    I definitely prefer higher action and more neck relief than any of the "standard" measurements I generally see, so I'd just use the numbers as a starting point to find what's comfortable for you.
  7. I tried adjusting the truss rod.
    The edges of the thing in the neck that is used to tighten the truss rod(nut?) are extremely worn down. If it is the nut, am I right in thinking that it's replaceable? Thanks again for the quick responses.
  8. 5stringDNA


    Oct 10, 2002
    Englewood, CO
    The nut is mostly likely replaceable without too much of a an issue since it is an ibanez. Some obscure company might have used a weird size, but you should eb able to have your local guitar shop order a new nut. Hopefully it will come off alright. A truss rod nut should never strip if it is not over-tightened and the right size hex key is used. Someone msut have really been unkind to that bass...
  9. It might have been my fault. I'd tried before, and I'm pretty sure I had the wrong size(metric vs. American maybe).
    I don't have a problem with spending $30. Do you think I should just go ahead and get it done by a pro?(Would a guitar Center be able to do a good job?)

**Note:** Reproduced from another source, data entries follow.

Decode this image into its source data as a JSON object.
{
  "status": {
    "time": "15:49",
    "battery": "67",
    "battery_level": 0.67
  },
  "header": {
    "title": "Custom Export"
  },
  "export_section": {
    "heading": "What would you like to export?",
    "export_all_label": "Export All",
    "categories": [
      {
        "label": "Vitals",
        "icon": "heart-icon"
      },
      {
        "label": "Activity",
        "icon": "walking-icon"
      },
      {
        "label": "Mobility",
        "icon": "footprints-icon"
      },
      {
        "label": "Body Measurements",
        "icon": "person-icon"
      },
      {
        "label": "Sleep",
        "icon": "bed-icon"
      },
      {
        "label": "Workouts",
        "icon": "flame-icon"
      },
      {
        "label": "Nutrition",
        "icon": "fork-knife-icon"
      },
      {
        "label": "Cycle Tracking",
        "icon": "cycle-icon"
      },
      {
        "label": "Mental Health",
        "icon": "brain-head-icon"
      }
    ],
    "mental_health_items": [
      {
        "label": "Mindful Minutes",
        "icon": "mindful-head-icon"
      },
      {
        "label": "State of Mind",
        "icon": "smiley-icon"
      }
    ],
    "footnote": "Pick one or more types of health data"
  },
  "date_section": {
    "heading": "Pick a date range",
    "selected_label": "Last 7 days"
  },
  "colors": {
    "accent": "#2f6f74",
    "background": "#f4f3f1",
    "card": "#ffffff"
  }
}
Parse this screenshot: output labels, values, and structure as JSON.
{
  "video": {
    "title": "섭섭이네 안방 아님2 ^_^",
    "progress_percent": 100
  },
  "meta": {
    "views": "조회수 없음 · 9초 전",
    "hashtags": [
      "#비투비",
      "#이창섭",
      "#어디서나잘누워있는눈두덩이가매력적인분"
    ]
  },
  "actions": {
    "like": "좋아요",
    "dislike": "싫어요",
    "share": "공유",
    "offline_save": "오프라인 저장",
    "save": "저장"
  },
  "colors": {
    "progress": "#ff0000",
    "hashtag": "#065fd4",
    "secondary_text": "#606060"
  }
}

  10. glnflwrs


    Jan 25, 2005
    Hesperia, CA
    Wolfman200, has all the info you'd ever want to know about any fretted instrument, including a complete setup tutorial.
  11. you talking about CB perkins?
  12. guitar center, probably not.
  13. JonTheBassGuy


    Dec 12, 2004
    I say you get the SX and learn to tune up yourself. It'll save you money in the future and theres no better feeling than getting a new bass. Just be careful with the trussrod.
  14. Munjibunga

    Munjibunga Total Hyper-Elite Member Gold Supporting Member

    May 6, 2000
    San Diego (when not at Groom Lake)
    Independent Contractor to Bass San Diego
    I usually pay about $35 for a setup.
  15. glnflwrs, can you check that website for me? That adress goes to a website for a kitchen company.
  16. BoiNtC


    Nov 25, 2002
    NYC, USA
    If you're in the NYC area I can suggest a bunch of guys who do real good work for you, might help if you told us where you're from so some of these guys can suggest local guitar techs that do good work.
  17. Mojo-Man

    Mojo-Man Supporting Member

    Feb 11, 2003
    $40.00 plus price of new strings.
  18. glnflwrs


    Jan 25, 2005
    Hesperia, CA

    Sorry dude, it's

    with an 's' not a 'z'
  19. I get my bass setup for FREE (well basic, if parts were ever needed id have to cover those costs), its just a plus of knowing people, but look around, i know a guy who is excellent and does basic setups for £10 (about $18-$19 ) , but thats not through the shop he works at, its on the sly ;)

    I'd say read up on it, and learn to do it yourself, its pretty easy to do a complete basic when you know how :)